• _Work instruction_:
Return all of the records exactly.

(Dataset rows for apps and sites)
--- START ---

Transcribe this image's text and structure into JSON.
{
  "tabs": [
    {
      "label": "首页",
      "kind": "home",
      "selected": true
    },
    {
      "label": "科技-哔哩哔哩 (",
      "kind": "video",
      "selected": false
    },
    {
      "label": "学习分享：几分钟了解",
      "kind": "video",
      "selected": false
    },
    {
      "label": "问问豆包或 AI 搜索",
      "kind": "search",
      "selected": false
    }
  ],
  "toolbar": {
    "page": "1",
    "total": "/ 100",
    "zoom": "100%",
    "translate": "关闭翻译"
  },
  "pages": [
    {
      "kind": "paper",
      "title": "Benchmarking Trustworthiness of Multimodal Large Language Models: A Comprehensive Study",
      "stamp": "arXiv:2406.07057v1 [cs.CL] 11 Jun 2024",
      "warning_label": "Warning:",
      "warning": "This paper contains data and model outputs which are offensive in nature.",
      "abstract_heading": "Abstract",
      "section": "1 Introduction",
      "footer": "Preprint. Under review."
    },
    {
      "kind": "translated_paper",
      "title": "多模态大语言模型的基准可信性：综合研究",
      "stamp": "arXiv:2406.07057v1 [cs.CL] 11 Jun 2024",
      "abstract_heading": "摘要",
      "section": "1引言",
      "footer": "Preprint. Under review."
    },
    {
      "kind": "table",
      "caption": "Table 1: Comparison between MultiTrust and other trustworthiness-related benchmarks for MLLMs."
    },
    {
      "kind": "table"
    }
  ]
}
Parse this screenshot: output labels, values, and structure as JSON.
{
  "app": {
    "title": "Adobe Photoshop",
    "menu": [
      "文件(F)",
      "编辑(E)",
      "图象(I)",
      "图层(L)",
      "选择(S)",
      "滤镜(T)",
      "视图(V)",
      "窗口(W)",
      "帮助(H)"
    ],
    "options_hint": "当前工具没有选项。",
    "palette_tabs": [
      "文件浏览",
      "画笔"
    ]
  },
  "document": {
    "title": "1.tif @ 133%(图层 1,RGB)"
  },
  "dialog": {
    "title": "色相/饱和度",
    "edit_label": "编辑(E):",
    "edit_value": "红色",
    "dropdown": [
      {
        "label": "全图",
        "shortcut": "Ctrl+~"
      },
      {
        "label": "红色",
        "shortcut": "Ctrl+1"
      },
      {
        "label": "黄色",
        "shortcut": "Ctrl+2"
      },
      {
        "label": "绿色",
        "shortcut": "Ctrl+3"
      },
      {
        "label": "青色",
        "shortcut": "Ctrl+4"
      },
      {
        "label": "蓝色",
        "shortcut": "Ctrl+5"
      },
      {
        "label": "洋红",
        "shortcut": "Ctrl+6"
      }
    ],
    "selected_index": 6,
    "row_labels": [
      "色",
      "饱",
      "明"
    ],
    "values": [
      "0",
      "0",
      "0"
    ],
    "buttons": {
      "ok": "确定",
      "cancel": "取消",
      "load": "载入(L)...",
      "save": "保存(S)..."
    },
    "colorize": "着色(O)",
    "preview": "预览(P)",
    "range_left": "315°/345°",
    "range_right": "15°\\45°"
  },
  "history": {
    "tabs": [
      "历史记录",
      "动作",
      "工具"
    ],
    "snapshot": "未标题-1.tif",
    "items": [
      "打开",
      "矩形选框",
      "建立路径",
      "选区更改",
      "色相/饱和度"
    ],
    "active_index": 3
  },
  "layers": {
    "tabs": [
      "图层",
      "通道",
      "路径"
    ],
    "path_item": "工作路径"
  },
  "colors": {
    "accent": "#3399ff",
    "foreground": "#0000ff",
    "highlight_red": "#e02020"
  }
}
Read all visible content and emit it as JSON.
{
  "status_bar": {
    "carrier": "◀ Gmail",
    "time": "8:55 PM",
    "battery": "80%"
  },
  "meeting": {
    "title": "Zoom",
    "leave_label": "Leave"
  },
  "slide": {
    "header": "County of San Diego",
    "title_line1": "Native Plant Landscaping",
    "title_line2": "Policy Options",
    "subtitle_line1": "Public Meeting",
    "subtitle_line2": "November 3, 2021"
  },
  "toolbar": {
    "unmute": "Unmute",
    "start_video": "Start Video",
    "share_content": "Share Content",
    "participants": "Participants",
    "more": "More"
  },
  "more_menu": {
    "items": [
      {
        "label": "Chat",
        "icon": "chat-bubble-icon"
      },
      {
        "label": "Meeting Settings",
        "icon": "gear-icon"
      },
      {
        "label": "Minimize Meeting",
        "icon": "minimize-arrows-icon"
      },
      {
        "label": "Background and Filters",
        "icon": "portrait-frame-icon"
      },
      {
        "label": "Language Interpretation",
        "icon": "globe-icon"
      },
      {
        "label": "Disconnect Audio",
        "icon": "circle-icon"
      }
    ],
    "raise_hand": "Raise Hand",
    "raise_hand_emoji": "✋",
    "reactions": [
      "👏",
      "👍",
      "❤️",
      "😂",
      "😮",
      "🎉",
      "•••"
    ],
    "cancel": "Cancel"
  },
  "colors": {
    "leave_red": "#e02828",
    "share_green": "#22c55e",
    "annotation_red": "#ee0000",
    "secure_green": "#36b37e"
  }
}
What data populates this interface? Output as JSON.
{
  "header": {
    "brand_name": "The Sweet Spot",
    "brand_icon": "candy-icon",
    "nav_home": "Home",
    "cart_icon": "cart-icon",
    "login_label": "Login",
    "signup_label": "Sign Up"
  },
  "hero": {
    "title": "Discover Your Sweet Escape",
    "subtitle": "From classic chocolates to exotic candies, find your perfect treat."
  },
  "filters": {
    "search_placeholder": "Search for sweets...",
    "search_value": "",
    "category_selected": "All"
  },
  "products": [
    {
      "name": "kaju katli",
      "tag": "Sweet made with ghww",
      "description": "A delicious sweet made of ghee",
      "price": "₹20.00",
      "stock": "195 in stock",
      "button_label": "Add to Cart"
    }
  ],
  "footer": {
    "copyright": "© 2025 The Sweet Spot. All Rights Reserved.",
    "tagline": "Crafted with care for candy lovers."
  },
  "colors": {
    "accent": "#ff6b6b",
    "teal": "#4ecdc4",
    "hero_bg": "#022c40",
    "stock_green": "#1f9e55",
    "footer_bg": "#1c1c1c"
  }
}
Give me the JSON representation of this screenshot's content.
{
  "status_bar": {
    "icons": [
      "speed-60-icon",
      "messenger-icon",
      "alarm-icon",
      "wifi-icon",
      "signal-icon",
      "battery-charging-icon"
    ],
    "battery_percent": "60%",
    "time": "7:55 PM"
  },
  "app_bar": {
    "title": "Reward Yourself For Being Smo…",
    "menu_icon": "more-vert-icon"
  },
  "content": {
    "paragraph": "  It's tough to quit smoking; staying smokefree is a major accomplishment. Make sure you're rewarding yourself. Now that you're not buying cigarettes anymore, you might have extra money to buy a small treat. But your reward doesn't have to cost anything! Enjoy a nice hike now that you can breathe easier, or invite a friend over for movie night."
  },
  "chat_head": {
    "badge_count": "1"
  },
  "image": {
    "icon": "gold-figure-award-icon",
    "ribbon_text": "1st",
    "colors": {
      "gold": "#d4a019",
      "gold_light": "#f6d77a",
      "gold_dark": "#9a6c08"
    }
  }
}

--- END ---

• _Result for this task_:
Transcribe this image's text and structure into JSON.
{
  "tabs": [
    {
      "label": "首页",
      "kind": "home",
      "selected": true
    },
    {
      "label": "科技-哔哩哔哩 (",
      "kind": "video",
      "selected": false
    },
    {
      "label": "学习分享：几分钟了解",
      "kind": "video",
      "selected": false
    },
    {
      "label": "问问豆包或 AI 搜索",
      "kind": "search",
      "selected": false
    }
  ],
  "toolbar": {
    "page": "1",
    "total": "/ 100",
    "zoom": "100%",
    "translate": "关闭翻译"
  },
  "pages": [
    {
      "kind": "paper",
      "title": "Benchmarking Trustworthiness of Multimodal Large Language Models: A Comprehensive Study",
      "stamp": "arXiv:2406.07057v1 [cs.CL] 11 Jun 2024",
      "warning_label": "Warning:",
      "warning": "This paper contains data and model outputs which are offensive in nature.",
      "abstract_heading": "Abstract",
      "section": "1 Introduction",
      "footer": "Preprint. Under review."
    },
    {
      "kind": "translated_paper",
      "title": "多模态大语言模型的基准可信性：综合研究",
      "stamp": "arXiv:2406.07057v1 [cs.CL] 11 Jun 2024",
      "abstract_heading": "摘要",
      "section": "1引言",
      "footer": "Preprint. Under review."
    },
    {
      "kind": "table",
      "caption": "Table 1: Comparison between MultiTrust and other trustworthiness-related benchmarks for MLLMs."
    },
    {
      "kind": "table"
    }
  ]
}
Parse this screenshot: output labels, values, and structure as JSON.
{
  "app": {
    "title": "Adobe Photoshop",
    "menu": [
      "文件(F)",
      "编辑(E)",
      "图象(I)",
      "图层(L)",
      "选择(S)",
      "滤镜(T)",
      "视图(V)",
      "窗口(W)",
      "帮助(H)"
    ],
    "options_hint": "当前工具没有选项。",
    "palette_tabs": [
      "文件浏览",
      "画笔"
    ]
  },
  "document": {
    "title": "1.tif @ 133%(图层 1,RGB)"
  },
  "dialog": {
    "title": "色相/饱和度",
    "edit_label": "编辑(E):",
    "edit_value": "红色",
    "dropdown": [
      {
        "label": "全图",
        "shortcut": "Ctrl+~"
      },
      {
        "label": "红色",
        "shortcut": "Ctrl+1"
      },
      {
        "label": "黄色",
        "shortcut": "Ctrl+2"
      },
      {
        "label": "绿色",
        "shortcut": "Ctrl+3"
      },
      {
        "label": "青色",
        "shortcut": "Ctrl+4"
      },
      {
        "label": "蓝色",
        "shortcut": "Ctrl+5"
      },
      {
        "label": "洋红",
        "shortcut": "Ctrl+6"
      }
    ],
    "selected_index": 6,
    "row_labels": [
      "色",
      "饱",
      "明"
    ],
    "values": [
      "0",
      "0",
      "0"
    ],
    "buttons": {
      "ok": "确定",
      "cancel": "取消",
      "load": "载入(L)...",
      "save": "保存(S)..."
    },
    "colorize": "着色(O)",
    "preview": "预览(P)",
    "range_left": "315°/345°",
    "range_right": "15°\\45°"
  },
  "history": {
    "tabs": [
      "历史记录",
      "动作",
      "工具"
    ],
    "snapshot": "未标题-1.tif",
    "items": [
      "打开",
      "矩形选框",
      "建立路径",
      "选区更改",
      "色相/饱和度"
    ],
    "active_index": 3
  },
  "layers": {
    "tabs": [
      "图层",
      "通道",
      "路径"
    ],
    "path_item": "工作路径"
  },
  "colors": {
    "accent": "#3399ff",
    "foreground": "#0000ff",
    "highlight_red": "#e02020"
  }
}
Read all visible content and emit it as JSON.
{
  "status_bar": {
    "carrier": "◀ Gmail",
    "time": "8:55 PM",
    "battery": "80%"
  },
  "meeting": {
    "title": "Zoom",
    "leave_label": "Leave"
  },
  "slide": {
    "header": "County of San Diego",
    "title_line1": "Native Plant Landscaping",
    "title_line2": "Policy Options",
    "subtitle_line1": "Public Meeting",
    "subtitle_line2": "November 3, 2021"
  },
  "toolbar": {
    "unmute": "Unmute",
    "start_video": "Start Video",
    "share_content": "Share Content",
    "participants": "Participants",
    "more": "More"
  },
  "more_menu": {
    "items": [
      {
        "label": "Chat",
        "icon": "chat-bubble-icon"
      },
      {
        "label": "Meeting Settings",
        "icon": "gear-icon"
      },
      {
        "label": "Minimize Meeting",
        "icon": "minimize-arrows-icon"
      },
      {
        "label": "Background and Filters",
        "icon": "portrait-frame-icon"
      },
      {
        "label": "Language Interpretation",
        "icon": "globe-icon"
      },
      {
        "label": "Disconnect Audio",
        "icon": "circle-icon"
      }
    ],
    "raise_hand": "Raise Hand",
    "raise_hand_emoji": "✋",
    "reactions": [
      "👏",
      "👍",
      "❤️",
      "😂",
      "😮",
      "🎉",
      "•••"
    ],
    "cancel": "Cancel"
  },
  "colors": {
    "leave_red": "#e02828",
    "share_green": "#22c55e",
    "annotation_red": "#ee0000",
    "secure_green": "#36b37e"
  }
}
What data populates this interface? Output as JSON.
{
  "header": {
    "brand_name": "The Sweet Spot",
    "brand_icon": "candy-icon",
    "nav_home": "Home",
    "cart_icon": "cart-icon",
    "login_label": "Login",
    "signup_label": "Sign Up"
  },
  "hero": {
    "title": "Discover Your Sweet Escape",
    "subtitle": "From classic chocolates to exotic candies, find your perfect treat."
  },
  "filters": {
    "search_placeholder": "Search for sweets...",
    "search_value": "",
    "category_selected": "All"
  },
  "products": [
    {
      "name": "kaju katli",
      "tag": "Sweet made with ghww",
      "description": "A delicious sweet made of ghee",
      "price": "₹20.00",
      "stock": "195 in stock",
      "button_label": "Add to Cart"
    }
  ],
  "footer": {
    "copyright": "© 2025 The Sweet Spot. All Rights Reserved.",
    "tagline": "Crafted with care for candy lovers."
  },
  "colors": {
    "accent": "#ff6b6b",
    "teal": "#4ecdc4",
    "hero_bg": "#022c40",
    "stock_green": "#1f9e55",
    "footer_bg": "#1c1c1c"
  }
}
Give me the JSON representation of this screenshot's content.
{
  "status_bar": {
    "icons": [
      "speed-60-icon",
      "messenger-icon",
      "alarm-icon",
      "wifi-icon",
      "signal-icon",
      "battery-charging-icon"
    ],
    "battery_percent": "60%",
    "time": "7:55 PM"
  },
  "app_bar": {
    "title": "Reward Yourself For Being Smo…",
    "menu_icon": "more-vert-icon"
  },
  "content": {
    "paragraph": "  It's tough to quit smoking; staying smokefree is a major accomplishment. Make sure you're rewarding yourself. Now that you're not buying cigarettes anymore, you might have extra money to buy a small treat. But your reward doesn't have to cost anything! Enjoy a nice hike now that you can breathe easier, or invite a friend over for movie night."
  },
  "chat_head": {
    "badge_count": "1"
  },
  "image": {
    "icon": "gold-figure-award-icon",
    "ribbon_text": "1st",
    "colors": {
      "gold": "#d4a019",
      "gold_light": "#f6d77a",
      "gold_dark": "#9a6c08"
    }
  }
}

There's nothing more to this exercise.